* _WORK TO BE COMPLETED_
Reproduce the records exactly.

Data about app and page elements
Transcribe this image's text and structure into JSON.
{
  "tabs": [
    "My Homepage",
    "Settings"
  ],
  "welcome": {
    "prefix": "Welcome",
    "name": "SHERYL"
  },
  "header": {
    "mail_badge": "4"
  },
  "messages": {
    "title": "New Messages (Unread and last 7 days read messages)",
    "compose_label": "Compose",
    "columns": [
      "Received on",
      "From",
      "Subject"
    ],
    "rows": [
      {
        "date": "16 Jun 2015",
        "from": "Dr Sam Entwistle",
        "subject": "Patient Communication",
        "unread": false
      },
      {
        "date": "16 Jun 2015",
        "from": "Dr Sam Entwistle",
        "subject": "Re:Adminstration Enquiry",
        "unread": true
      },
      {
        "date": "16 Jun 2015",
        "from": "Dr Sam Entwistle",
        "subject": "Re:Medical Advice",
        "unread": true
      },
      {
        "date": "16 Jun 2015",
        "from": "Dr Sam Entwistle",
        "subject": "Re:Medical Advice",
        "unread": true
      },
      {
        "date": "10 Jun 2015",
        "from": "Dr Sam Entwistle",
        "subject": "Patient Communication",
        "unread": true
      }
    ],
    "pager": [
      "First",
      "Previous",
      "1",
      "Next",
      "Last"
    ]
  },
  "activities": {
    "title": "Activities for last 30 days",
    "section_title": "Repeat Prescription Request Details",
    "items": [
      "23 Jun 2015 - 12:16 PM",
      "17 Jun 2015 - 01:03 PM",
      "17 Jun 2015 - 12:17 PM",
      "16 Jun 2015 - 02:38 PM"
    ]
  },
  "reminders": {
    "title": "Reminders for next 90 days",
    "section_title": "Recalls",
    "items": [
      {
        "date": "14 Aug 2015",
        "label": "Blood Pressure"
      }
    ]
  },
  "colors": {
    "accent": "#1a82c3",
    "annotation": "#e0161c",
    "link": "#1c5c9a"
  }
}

* _EXPECTED ANSWER_
Transcribe this image's text and structure into JSON.
{
  "tabs": [
    "My Homepage",
    "Settings"
  ],
  "welcome": {
    "prefix": "Welcome",
    "name": "SHERYL"
  },
  "header": {
    "mail_badge": "4"
  },
  "messages": {
    "title": "New Messages (Unread and last 7 days read messages)",
    "compose_label": "Compose",
    "columns": [
      "Received on",
      "From",
      "Subject"
    ],
    "rows": [
      {
        "date": "16 Jun 2015",
        "from": "Dr Sam Entwistle",
        "subject": "Patient Communication",
        "unread": false
      },
      {
        "date": "16 Jun 2015",
        "from": "Dr Sam Entwistle",
        "subject": "Re:Adminstration Enquiry",
        "unread": true
      },
      {
        "date": "16 Jun 2015",
        "from": "Dr Sam Entwistle",
        "subject": "Re:Medical Advice",
        "unread": true
      },
      {
        "date": "16 Jun 2015",
        "from": "Dr Sam Entwistle",
        "subject": "Re:Medical Advice",
        "unread": true
      },
      {
        "date": "10 Jun 2015",
        "from": "Dr Sam Entwistle",
        "subject": "Patient Communication",
        "unread": true
      }
    ],
    "pager": [
      "First",
      "Previous",
      "1",
      "Next",
      "Last"
    ]
  },
  "activities": {
    "title": "Activities for last 30 days",
    "section_title": "Repeat Prescription Request Details",
    "items": [
      "23 Jun 2015 - 12:16 PM",
      "17 Jun 2015 - 01:03 PM",
      "17 Jun 2015 - 12:17 PM",
      "16 Jun 2015 - 02:38 PM"
    ]
  },
  "reminders": {
    "title": "Reminders for next 90 days",
    "section_title": "Recalls",
    "items": [
      {
        "date": "14 Aug 2015",
        "label": "Blood Pressure"
      }
    ]
  },
  "colors": {
    "accent": "#1a82c3",
    "annotation": "#e0161c",
    "link": "#1c5c9a"
  }
}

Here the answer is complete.